A number of protesters have been arrested at Whitehaven Coal mine sites in northern NSW, as activists urge the state government to review how the controversial mines were approved.
Police cracked down on the activists early on Monday morning following a weekend of demonstrations which saw around 170 people turn out to mine sites across the Gunnedah basin.
The Leard Forest Alliance are calling for the controversial Maules Creek mine, which is located in the basin, to be shut down and for a parliamentary inquiry to investigate how it received approval.
"These have been flawed, slimy dealings," the group's spokeswoman Helen War said.
"The whole development process needs to be reassessed."
Activists locked themselves to gates, barrels of concrete and other makeshift structures to blockade roads leading in and out of the mines.

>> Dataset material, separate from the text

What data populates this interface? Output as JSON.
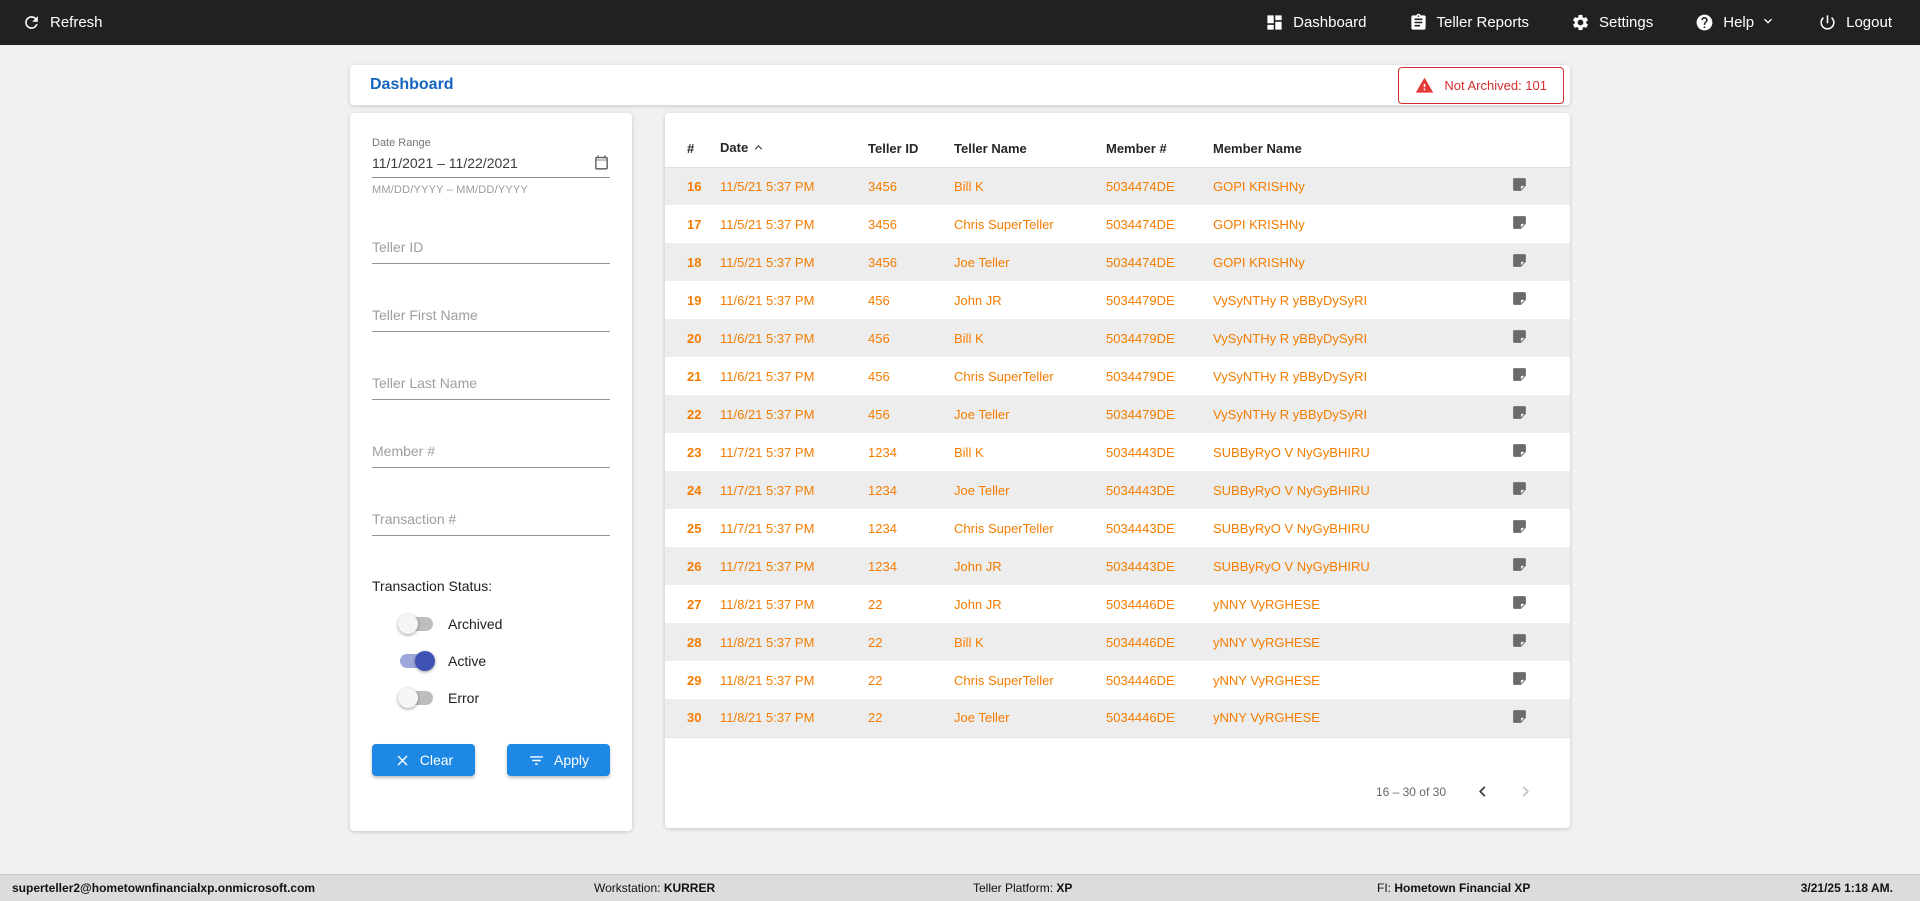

Police have confirmed that at least four protesters were arrested and charged.
Ms War claims two female librarians were detained, as well as 93-year-old war veteran Bill Ryan and his son Colin Ryan, who locked themselves to gates at the Werris Creek development.
"(At the Gunnedah site) hundreds of workers have been unable to get in and access the machinery and there are 30 trucks waiting on the side of the road," she told AAP.
But Whitehaven Coal managing director Paul Flynn disputed those claims and denied the company's operations had been significantly disrupted.
"(The cost) won't be material for us," he told ABC Radio.
"There will only be a marginal impact on us for the day."
Acting NSW Resources and Energy Minister Kevin Humphries condemned the actions of a "small band of imported professional protesters" who he said don't representative the local community.
"The community understands the importance of these projects and the enormous economic benefit they will provide to the region and to the state's economy," he said in a statement.